On December 7, in the first case (Armenia vs Azerbaijan), judges at the ICJ examining Armenian allegations that Azerbaijan breached a convention against racial discrimination ordered Azerbaijan to prevent incitement of racial hatred against Armenians and protect Armenian prisoners of war.
The statement included a demand that Azerbaijan must "take all necessary measures to prevent the incitement and promotion of racial hatred and discrimination including by its officials in public institutions targeted at persons of Armenian national or ethnic origin".
Presiding judge Joan Donoghue said Azerbaijan must protect from violence and harm "all persons captured in relation to the 2020 conflict who remain in detention" and must "prevent and punish acts of vandalism and desecration affecting Armenian cultural heritage".
The same day, in the second case (Azerbaijan vs Armenia), the first rulings were also issued. In the court statement, the ICJ ordered Armenia to “take all necessary measures to prevent the incitement and promotion of racial hatred, including by organizations and private persons in its territory, targeted at persons of Azerbaijani national or ethnic origin”. As for another Azerbaijani request, regarding a call to prevent Armenia destroying evidence of ethnically motivated crimes against Azerbaijanis, the court found these measures “are not warranted”.
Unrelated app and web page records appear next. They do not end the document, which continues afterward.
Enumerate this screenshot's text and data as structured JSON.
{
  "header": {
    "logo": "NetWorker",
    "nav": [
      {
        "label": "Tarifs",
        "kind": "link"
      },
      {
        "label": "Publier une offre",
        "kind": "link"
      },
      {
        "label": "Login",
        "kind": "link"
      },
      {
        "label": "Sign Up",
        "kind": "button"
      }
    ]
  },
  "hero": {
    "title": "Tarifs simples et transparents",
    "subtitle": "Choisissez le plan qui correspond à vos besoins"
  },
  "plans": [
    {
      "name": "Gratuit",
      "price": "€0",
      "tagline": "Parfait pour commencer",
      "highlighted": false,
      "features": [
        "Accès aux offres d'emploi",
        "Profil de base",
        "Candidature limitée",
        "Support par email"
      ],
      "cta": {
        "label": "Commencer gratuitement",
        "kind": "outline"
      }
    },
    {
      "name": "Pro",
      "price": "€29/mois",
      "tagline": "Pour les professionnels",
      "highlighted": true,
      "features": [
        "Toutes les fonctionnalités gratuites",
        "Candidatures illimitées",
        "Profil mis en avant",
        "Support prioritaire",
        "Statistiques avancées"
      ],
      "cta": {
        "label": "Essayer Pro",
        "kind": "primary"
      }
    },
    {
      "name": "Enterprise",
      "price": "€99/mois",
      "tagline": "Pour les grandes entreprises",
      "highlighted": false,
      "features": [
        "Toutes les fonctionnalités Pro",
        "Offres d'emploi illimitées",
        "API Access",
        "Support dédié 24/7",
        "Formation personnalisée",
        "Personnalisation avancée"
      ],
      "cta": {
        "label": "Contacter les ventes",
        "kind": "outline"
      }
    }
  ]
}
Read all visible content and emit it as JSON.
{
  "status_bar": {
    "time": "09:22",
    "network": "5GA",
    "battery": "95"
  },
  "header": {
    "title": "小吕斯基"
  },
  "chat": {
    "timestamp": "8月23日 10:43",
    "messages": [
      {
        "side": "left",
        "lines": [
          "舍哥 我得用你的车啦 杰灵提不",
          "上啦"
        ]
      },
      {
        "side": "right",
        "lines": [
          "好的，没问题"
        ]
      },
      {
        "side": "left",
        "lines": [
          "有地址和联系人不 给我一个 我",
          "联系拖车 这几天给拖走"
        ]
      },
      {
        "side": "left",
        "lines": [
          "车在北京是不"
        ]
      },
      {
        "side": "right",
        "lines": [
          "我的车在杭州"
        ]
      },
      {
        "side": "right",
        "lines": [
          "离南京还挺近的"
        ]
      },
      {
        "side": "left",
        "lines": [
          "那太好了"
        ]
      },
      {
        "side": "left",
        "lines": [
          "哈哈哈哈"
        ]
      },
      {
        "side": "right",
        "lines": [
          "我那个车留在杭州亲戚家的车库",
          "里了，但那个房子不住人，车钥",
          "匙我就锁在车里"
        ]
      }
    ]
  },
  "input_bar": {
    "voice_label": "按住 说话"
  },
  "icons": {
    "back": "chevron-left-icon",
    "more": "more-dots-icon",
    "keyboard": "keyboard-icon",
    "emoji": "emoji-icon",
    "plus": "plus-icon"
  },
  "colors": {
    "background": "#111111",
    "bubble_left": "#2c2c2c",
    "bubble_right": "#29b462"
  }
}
Analyzing the outcomes of the two initial rulings, human rights lawyer Gabriel Armas-Cardona that regarding the protection of Armenian cultural sites, the ICJ “gave Armenia everything it asked for”. For the second suit, meanwhile, Armas-Cardona noted with surprise that Azerbaijan had received “only 1 of its 6 requests” in its ICJ suit, fewer than expected.